- **AIM OF THE TASK**:
Every line of the data that includes "JSON" should be copied out.

· · · · ·

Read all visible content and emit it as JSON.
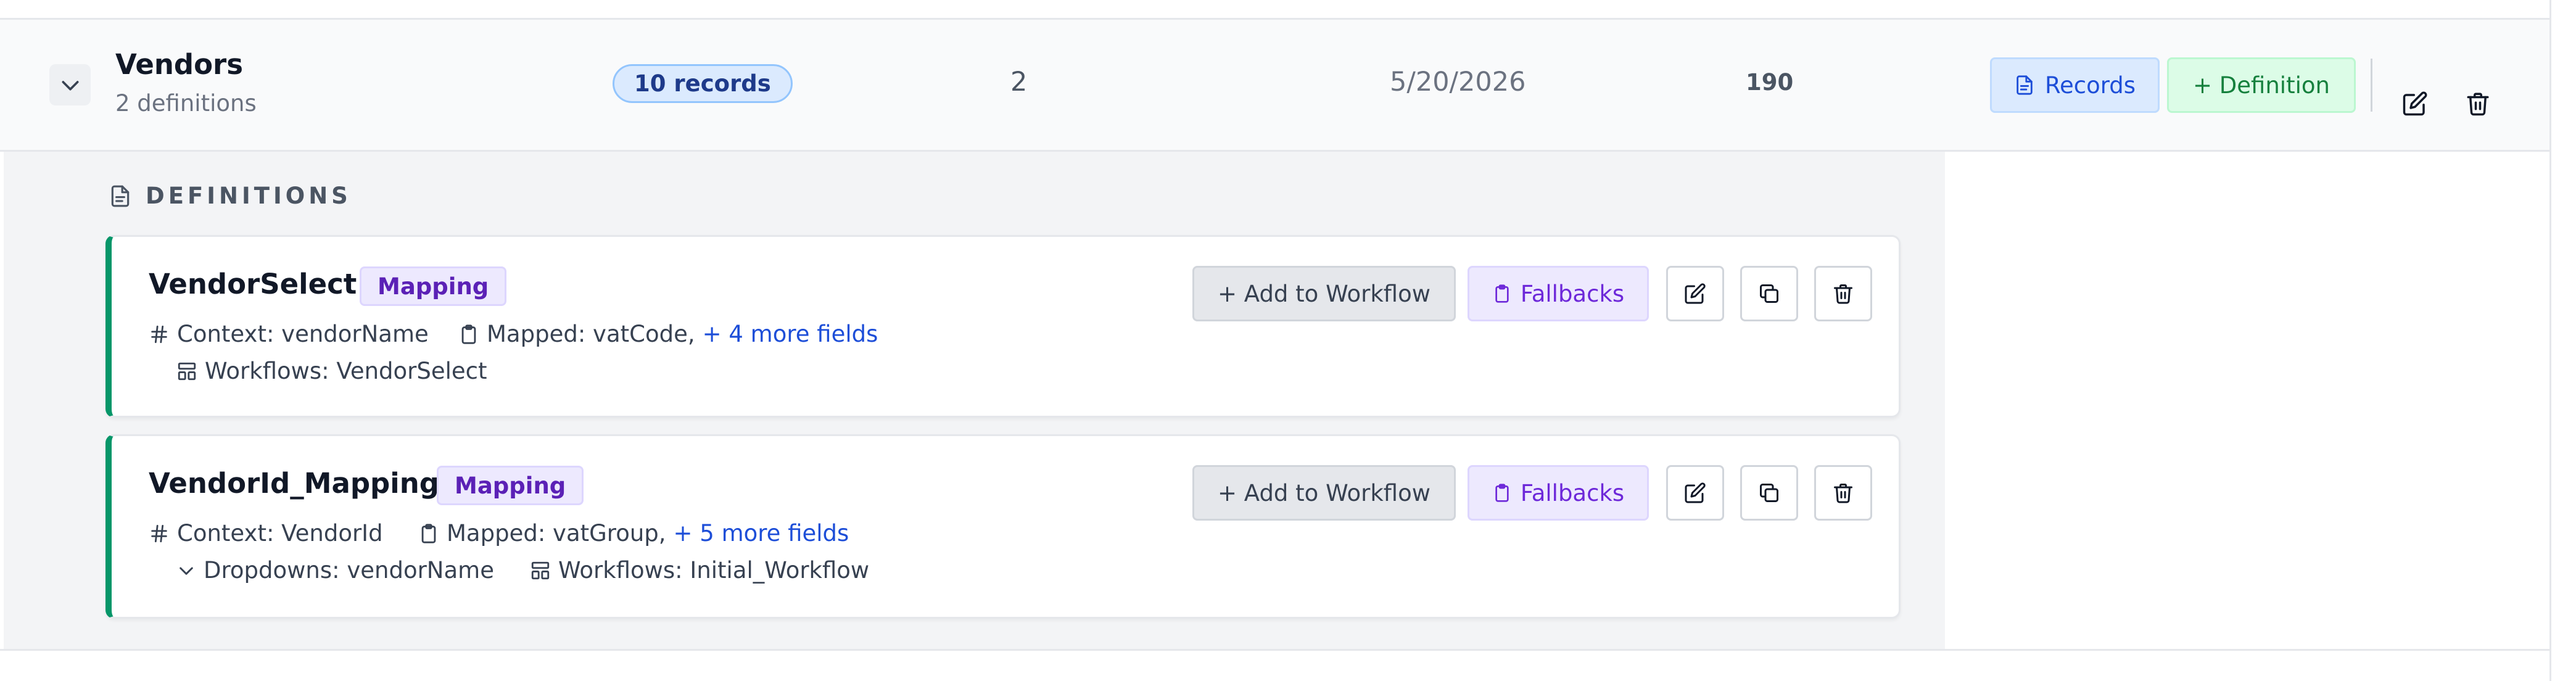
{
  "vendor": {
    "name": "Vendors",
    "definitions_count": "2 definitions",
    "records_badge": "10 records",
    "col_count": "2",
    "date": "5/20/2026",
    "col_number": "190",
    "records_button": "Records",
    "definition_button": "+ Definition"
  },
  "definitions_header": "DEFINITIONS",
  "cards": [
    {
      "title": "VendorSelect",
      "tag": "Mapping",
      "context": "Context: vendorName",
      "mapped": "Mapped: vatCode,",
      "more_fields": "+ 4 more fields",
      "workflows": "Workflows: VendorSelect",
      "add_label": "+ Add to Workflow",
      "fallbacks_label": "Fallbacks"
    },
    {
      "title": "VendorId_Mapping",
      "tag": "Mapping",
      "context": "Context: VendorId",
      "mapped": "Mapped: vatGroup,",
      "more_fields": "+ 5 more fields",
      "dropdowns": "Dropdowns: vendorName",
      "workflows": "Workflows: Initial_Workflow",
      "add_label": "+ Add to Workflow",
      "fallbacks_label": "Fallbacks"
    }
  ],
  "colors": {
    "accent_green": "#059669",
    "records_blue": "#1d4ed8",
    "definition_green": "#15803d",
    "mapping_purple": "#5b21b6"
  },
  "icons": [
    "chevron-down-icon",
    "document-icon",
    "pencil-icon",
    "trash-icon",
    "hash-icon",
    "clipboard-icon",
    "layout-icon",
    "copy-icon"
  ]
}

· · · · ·

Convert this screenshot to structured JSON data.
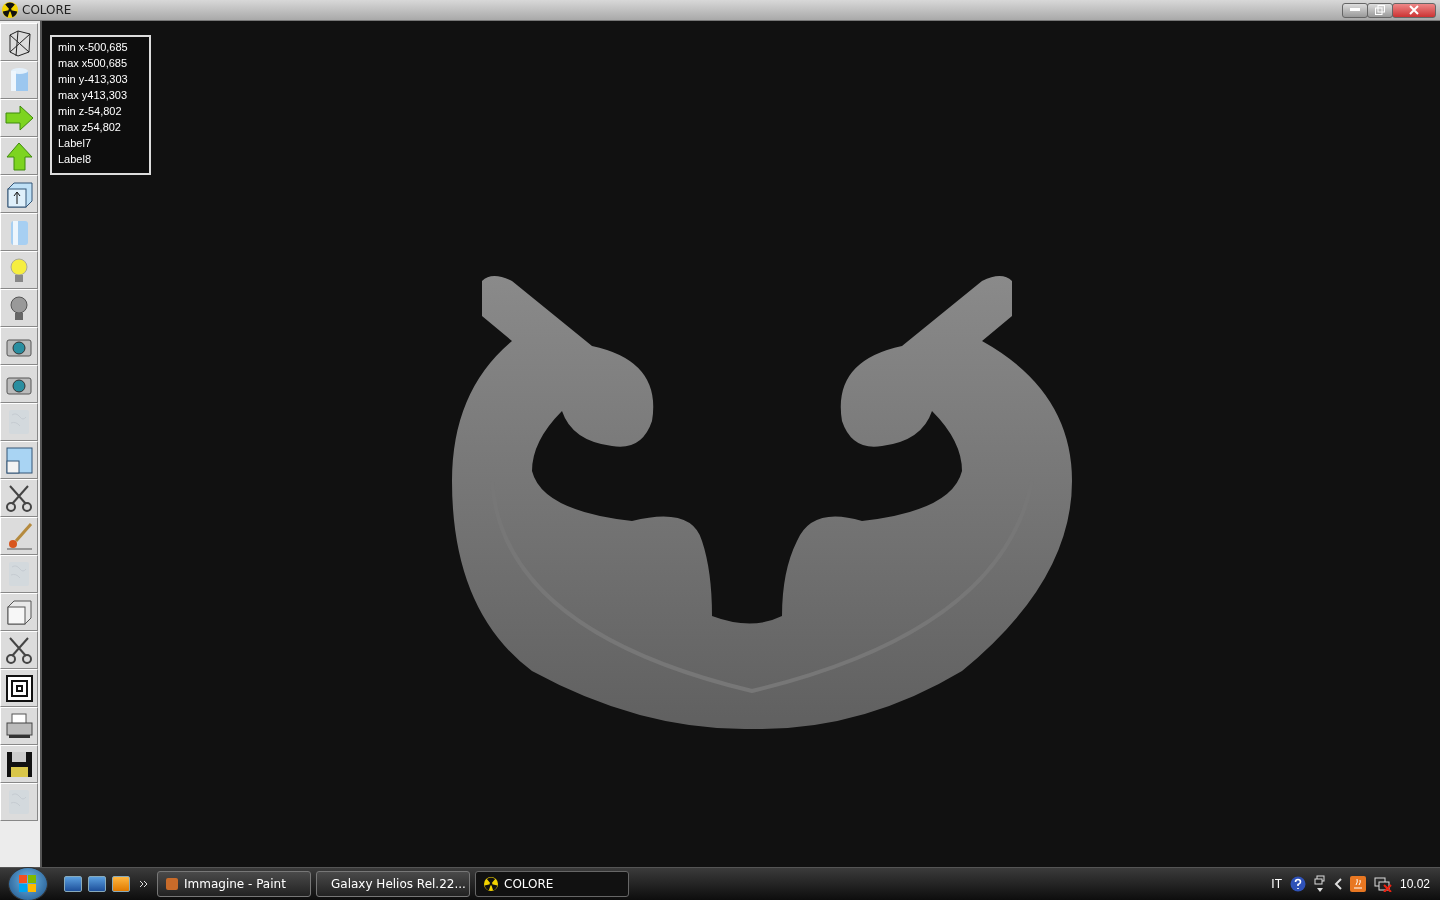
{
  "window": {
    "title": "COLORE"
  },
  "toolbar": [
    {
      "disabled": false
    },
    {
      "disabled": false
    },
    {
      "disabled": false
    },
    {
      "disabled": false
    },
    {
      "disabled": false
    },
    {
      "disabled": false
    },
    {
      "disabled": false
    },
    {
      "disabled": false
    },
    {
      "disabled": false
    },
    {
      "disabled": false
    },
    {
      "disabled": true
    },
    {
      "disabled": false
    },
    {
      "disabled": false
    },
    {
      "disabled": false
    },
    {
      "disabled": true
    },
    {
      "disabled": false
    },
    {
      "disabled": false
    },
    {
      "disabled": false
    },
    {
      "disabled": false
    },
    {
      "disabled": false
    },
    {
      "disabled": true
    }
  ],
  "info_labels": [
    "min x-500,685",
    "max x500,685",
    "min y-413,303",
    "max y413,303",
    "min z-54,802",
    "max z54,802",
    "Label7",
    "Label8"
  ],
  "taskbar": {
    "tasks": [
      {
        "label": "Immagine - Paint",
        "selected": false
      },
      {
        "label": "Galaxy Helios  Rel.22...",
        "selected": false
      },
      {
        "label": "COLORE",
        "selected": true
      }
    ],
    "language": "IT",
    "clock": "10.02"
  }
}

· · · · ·

- **FINISHED TASK**:
Read all visible content and emit it as JSON.
Convert this screenshot to structured JSON data.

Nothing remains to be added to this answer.